The real importance of Helsinki
The TASS account points a side of the Helsinki meeting with the US President that has not received much attention. “Agreements achieved by the Russian and US presidents at their summit in Helsinki have helped to make headway in that field, since taking them into account, [we] submitted detailed proposals to the US side for organization of the work on refugees’ return to pre-war residence,” Mizintsev said. There was discussion of a “joint group” regarding reconstruction that the US would be involved in. Specific proposals were sent on July 20 to the US regarding the return of refugees.
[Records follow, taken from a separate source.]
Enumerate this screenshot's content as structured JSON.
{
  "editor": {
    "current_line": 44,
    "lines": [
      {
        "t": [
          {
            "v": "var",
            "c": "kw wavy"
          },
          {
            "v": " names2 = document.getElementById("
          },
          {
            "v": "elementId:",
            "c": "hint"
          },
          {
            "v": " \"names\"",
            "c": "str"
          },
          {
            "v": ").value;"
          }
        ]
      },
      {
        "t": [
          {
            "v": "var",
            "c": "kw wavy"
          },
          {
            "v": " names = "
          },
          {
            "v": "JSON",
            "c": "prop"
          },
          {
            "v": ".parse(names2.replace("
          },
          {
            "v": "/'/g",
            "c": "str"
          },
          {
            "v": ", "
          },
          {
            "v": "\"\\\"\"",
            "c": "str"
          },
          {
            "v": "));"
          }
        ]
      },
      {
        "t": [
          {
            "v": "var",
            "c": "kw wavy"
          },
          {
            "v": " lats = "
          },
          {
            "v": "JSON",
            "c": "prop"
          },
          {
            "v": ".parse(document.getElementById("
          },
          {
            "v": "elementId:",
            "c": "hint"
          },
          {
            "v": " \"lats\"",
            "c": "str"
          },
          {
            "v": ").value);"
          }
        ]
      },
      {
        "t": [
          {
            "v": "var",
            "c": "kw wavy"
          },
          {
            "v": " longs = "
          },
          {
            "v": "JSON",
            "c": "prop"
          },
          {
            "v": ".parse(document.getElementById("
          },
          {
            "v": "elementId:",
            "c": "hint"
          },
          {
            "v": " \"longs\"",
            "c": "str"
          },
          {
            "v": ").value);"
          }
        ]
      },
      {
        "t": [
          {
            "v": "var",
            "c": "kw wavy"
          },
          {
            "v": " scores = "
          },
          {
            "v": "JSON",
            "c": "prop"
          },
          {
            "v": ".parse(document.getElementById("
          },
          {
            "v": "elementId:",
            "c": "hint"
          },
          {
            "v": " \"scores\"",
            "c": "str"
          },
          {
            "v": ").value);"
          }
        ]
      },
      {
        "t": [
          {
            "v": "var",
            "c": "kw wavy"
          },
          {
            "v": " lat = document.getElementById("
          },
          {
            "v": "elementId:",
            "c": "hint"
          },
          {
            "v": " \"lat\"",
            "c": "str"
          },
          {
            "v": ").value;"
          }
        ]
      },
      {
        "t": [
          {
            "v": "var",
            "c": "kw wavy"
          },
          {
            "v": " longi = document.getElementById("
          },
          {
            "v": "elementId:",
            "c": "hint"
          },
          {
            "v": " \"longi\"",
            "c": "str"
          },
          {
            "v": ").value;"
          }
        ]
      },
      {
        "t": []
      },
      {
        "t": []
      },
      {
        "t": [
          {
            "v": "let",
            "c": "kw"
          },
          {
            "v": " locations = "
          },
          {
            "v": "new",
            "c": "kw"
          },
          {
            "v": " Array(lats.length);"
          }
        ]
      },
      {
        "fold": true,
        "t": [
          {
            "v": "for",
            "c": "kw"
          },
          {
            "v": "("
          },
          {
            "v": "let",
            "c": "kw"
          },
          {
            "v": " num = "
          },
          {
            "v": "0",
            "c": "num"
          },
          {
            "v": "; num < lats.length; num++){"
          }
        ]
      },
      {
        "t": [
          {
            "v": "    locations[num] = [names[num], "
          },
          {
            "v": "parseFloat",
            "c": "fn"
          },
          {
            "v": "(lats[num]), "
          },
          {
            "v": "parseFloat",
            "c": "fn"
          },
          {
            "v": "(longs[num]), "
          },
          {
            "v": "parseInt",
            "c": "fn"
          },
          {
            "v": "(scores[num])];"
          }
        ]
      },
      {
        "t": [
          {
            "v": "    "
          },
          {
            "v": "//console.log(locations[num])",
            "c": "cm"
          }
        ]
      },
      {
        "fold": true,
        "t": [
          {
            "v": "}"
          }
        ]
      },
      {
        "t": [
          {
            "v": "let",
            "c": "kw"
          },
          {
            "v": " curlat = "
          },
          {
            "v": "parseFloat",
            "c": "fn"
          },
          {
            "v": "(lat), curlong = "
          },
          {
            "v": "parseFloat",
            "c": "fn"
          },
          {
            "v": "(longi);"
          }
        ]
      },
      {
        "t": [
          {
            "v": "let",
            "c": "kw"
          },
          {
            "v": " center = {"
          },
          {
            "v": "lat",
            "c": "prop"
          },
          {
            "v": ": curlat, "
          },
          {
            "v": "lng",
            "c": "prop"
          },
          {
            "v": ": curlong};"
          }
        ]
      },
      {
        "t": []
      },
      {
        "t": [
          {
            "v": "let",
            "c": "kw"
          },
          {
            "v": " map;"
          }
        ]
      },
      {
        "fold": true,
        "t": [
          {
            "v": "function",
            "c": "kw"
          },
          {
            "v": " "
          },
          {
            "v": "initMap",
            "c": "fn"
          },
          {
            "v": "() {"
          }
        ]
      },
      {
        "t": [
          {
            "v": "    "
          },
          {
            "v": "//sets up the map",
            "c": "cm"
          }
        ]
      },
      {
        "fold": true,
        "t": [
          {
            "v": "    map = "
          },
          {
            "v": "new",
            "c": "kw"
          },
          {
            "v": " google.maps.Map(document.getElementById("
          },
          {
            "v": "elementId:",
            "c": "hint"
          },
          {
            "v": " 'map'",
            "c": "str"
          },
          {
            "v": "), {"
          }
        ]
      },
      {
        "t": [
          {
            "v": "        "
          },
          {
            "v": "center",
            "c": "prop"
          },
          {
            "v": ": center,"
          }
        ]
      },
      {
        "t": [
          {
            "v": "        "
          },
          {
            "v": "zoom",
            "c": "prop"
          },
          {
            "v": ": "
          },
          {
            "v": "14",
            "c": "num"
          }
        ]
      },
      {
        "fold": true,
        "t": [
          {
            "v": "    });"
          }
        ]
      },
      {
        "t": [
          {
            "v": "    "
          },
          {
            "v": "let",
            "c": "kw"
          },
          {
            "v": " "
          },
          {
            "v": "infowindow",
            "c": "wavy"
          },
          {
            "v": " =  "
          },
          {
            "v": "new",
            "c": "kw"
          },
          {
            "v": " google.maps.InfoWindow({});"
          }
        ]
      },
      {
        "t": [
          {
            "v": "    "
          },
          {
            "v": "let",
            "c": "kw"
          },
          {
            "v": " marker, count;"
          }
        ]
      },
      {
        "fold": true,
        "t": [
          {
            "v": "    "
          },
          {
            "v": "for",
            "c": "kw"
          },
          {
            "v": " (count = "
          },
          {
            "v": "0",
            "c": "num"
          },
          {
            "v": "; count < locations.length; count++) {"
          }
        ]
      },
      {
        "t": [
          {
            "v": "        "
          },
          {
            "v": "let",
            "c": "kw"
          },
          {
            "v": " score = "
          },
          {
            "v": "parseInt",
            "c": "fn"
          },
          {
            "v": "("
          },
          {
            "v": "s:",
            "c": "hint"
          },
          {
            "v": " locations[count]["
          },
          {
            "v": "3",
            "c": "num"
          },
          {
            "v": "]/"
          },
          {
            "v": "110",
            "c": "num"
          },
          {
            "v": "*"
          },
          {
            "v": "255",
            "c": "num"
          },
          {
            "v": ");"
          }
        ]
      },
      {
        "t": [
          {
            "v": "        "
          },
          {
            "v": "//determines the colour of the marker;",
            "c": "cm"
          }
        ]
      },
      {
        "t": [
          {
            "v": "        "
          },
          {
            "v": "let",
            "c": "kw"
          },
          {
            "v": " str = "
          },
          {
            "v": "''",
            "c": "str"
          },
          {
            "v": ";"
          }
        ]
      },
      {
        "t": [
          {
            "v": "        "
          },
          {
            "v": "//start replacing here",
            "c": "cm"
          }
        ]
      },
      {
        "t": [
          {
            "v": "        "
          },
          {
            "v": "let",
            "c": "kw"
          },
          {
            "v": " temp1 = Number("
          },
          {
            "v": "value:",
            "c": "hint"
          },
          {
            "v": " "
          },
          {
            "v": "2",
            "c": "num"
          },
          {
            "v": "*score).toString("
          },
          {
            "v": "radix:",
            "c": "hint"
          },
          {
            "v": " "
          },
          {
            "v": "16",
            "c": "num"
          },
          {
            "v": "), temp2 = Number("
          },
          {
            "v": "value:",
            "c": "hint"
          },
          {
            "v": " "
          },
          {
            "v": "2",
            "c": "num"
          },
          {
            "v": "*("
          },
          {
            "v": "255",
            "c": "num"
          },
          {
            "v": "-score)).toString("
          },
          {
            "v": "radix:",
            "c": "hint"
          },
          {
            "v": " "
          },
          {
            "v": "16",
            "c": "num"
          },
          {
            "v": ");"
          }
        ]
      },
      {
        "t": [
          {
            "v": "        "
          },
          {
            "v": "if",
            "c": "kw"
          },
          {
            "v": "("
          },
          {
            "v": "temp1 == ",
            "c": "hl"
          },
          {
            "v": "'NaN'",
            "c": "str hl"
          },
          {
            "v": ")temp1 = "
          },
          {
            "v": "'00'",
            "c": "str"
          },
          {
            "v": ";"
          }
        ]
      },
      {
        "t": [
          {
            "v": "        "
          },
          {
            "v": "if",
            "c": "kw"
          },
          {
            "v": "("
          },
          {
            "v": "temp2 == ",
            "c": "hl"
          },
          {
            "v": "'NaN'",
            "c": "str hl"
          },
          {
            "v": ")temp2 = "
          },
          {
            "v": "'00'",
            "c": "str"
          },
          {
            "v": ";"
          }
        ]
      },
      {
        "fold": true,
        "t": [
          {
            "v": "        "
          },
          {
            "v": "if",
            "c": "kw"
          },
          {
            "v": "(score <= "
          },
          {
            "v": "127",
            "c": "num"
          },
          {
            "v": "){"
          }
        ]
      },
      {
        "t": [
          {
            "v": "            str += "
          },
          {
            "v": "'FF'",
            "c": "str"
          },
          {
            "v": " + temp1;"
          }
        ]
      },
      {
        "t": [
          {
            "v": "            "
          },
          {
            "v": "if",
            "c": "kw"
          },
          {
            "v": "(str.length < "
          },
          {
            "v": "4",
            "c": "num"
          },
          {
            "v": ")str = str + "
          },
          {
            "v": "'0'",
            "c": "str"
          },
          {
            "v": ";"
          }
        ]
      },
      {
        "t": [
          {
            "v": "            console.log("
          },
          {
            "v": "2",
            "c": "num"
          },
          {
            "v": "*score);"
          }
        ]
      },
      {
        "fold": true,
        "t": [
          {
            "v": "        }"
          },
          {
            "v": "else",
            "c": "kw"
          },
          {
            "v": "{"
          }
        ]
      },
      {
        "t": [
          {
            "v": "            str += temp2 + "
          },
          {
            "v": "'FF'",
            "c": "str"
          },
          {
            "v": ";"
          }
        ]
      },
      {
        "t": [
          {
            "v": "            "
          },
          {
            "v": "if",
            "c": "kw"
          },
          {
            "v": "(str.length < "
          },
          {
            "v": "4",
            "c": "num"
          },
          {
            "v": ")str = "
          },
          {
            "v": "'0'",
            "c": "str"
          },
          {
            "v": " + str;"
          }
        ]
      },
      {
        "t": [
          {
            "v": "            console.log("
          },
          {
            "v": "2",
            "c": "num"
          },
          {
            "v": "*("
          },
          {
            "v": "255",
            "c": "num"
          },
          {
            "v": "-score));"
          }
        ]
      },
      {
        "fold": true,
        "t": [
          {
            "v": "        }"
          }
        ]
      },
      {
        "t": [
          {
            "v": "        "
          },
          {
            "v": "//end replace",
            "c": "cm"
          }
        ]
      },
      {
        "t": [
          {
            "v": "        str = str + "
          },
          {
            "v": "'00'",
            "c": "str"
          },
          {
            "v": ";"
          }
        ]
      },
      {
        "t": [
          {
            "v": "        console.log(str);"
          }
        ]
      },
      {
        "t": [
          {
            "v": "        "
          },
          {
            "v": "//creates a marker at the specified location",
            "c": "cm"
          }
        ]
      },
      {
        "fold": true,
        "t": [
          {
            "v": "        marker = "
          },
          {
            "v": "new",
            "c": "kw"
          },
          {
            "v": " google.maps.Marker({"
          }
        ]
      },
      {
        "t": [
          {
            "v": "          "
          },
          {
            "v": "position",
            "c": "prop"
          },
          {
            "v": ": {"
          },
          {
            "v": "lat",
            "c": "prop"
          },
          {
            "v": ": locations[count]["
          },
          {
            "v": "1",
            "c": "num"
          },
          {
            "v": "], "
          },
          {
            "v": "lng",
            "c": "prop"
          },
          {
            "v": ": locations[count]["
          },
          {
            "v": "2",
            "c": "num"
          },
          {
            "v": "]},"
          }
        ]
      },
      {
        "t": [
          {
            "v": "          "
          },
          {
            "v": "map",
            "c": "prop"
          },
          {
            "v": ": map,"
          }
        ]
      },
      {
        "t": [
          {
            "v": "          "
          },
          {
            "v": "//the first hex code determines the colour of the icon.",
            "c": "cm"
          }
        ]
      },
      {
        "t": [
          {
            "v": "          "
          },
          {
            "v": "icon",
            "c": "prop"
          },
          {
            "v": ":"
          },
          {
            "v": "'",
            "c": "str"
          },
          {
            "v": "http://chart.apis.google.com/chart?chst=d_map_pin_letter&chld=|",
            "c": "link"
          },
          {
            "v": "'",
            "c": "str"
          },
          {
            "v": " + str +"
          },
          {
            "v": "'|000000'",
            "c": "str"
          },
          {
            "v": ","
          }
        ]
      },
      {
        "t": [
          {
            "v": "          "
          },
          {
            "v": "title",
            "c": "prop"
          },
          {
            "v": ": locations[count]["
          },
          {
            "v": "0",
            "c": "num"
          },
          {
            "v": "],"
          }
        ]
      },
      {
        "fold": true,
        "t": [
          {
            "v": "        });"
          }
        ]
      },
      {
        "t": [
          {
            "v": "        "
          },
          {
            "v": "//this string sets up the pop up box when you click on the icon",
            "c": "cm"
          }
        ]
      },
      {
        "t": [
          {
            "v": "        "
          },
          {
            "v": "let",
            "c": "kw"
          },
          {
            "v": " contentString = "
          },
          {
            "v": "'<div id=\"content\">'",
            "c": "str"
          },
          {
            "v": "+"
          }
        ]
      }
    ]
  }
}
If there is widespread return of refugees that would seem to contradict fears that a new land law in Syria might lead to the confiscation of the land of up to 10 million Syrians, many of them affected by conflict. It would also change the perception that the war’s goal, at least for Iran and Assad, was demographic change. This is a big “if” because it is still unclear if the refugees will return or if talk about the refugees is just lip service to help improve the regime and Russia’s image and help infrastructure investment return.
On July 20 Benjamin Netanyahu also held a conversation with Putin about Syria. The contents of this discussion are unclear but it appears that Russia increasingly wants to play the role of main broker in Syria, both in discussions with the rebels, who agreed to surrender via a Moscow-brokered ceasefire. Russia also wants to arbitrate on the Golan and with the US, as well as with Turkey and Iran. Now it is also playing a key role in the refugee issue.